◆ **TASK BRIEF**: Go line by line through the entries and show those that hold the string "prezident".

◆ **SUPPLIED RECORDS**:
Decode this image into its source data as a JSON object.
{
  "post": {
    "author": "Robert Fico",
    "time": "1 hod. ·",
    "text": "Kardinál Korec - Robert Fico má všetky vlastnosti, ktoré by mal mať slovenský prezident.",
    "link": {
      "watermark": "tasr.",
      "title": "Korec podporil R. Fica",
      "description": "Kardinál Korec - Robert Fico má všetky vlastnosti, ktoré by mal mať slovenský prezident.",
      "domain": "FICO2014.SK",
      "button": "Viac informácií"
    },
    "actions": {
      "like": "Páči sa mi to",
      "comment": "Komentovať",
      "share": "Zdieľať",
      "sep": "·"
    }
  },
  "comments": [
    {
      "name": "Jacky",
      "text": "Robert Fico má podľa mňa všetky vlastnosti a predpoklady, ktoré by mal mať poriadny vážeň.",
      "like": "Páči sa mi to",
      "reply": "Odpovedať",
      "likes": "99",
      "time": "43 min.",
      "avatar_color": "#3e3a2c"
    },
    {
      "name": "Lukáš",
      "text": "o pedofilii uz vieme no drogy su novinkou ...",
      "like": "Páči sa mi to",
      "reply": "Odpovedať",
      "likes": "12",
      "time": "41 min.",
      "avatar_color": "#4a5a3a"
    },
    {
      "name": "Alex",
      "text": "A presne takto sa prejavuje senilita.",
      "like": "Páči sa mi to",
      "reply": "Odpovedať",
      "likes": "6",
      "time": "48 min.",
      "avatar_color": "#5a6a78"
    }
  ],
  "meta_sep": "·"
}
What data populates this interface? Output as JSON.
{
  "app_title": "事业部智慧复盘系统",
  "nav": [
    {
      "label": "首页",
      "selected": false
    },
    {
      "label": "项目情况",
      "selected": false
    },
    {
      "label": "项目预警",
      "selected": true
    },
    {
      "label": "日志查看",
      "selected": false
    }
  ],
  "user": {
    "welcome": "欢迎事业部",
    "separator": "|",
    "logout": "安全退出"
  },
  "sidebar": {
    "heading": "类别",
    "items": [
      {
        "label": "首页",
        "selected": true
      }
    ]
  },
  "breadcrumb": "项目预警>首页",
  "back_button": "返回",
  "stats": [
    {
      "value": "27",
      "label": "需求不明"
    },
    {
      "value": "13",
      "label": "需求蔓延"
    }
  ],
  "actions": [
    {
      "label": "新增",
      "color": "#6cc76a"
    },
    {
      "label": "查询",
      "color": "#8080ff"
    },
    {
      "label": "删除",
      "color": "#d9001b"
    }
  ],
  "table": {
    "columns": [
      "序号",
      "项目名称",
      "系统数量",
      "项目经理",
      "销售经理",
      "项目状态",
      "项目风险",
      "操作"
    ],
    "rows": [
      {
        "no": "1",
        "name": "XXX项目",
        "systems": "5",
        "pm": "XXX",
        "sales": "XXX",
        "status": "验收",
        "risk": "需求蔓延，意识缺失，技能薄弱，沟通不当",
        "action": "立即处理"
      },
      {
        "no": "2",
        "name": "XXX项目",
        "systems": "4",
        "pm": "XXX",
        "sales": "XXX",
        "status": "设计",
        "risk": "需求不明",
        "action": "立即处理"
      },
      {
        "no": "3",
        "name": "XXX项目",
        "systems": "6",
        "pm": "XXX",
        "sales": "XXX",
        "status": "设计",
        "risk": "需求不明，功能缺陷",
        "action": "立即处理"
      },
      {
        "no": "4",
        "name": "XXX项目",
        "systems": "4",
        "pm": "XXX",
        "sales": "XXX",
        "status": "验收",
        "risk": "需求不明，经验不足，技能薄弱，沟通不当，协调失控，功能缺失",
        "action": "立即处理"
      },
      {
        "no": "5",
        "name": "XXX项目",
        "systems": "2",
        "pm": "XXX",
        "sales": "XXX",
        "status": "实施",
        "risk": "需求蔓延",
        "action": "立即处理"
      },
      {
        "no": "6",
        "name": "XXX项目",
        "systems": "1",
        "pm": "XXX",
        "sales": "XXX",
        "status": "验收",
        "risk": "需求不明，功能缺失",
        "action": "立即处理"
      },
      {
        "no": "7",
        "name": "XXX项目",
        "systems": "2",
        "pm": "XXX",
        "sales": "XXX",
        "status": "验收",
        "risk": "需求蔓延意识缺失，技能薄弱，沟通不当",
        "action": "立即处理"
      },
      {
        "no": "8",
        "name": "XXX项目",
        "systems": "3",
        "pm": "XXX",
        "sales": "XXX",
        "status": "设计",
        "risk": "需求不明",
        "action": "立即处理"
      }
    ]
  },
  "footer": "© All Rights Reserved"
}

◆ **EXERCISE RESPONSE**:
    "text": "Kardinál Korec - Robert Fico má všetky vlastnosti, ktoré by mal mať slovenský prezident.",
      "description": "Kardinál Korec - Robert Fico má všetky vlastnosti, ktoré by mal mať slovenský prezident.",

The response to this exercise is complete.